Contributing Partner: UNT Libraries Government Documents Department
Invoking Cloture in the Senate

Invoking Cloture in the Senate

Date: November 25, 2013
Creator: Davis, Christopher M.
Description: This report discusses cloture, the only procedure by which the Senate can vote to set an end to a debate without also rejecting the bill, amendment, conference report, motion, or other matter it has been debating.
Contributing Partner: UNT Libraries Government Documents Department
House Committee on Ethics: A Brief History of Its Evolution and Jurisdiction

House Committee on Ethics: A Brief History of Its Evolution and Jurisdiction

Date: November 27, 2013
Creator: Straus, Jacob R.
Description: This report examines the history and evolution of the House Committee on Ethics, including the committee's jurisdiction and investigative procedure. It does not deal with changes to federal or state criminal law or with criminal prosecutions of Members of Congress or with the specifics of disciplinary cases in the House.
Contributing Partner: UNT Libraries Government Documents Department
Medal of Honor: History and Issues

Medal of Honor: History and Issues

Date: December 19, 2013
Creator: Burrelli, David F. & Salazar Torreon, Barbara
Description: This report describes the history of the Medal of Honor and the laws and regulations pertaining to the award. The report discusses the privileges/benefits available to the recipients are discussed. Finally, this report analyzes efforts to have the Medal of Honor awarded to certain individuals outside of the normal procedures.
Contributing Partner: UNT Libraries Government Documents Department
Congressional Member Organizations: Their Purpose and Activities, History, and Formation

Congressional Member Organizations: Their Purpose and Activities, History, and Formation
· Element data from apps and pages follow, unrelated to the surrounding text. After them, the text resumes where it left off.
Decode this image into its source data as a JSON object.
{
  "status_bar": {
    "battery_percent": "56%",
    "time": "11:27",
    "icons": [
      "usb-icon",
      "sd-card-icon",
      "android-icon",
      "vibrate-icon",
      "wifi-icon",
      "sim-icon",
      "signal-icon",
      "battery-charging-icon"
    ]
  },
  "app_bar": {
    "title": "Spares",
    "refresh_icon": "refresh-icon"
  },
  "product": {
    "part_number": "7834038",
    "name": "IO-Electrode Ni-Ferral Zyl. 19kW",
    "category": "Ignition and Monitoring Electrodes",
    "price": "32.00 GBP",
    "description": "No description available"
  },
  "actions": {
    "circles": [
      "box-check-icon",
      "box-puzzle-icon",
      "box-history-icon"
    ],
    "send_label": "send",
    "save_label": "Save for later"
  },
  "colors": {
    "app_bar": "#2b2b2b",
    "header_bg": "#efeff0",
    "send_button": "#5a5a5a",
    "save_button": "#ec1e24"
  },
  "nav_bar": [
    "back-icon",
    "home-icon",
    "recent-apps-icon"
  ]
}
Date: August 28, 2013
Creator: Dilger, Robert Jay & Gerrity, Jessica C.
Description: This report examines the purpose and activities of Committee on House Administration as congressional Member organizations (CMO) and the reasons Members form them. It also identifies and describes seven CMO types, and it provides an overview of the historical development of informal Member organizations since the first Congress, focusing on their regulation in the House by the Committee on House Oversight/Committee on House Administration, the rise and fall of legislative service organizations (LSOs), and the House's decision in 1995 to issue regulations for establishing CMOs and governing their behavior. It concludes with a step-by-step guide for House Members and staff who might be interested in forming a CMO.
Contributing Partner: UNT Libraries Government Documents Department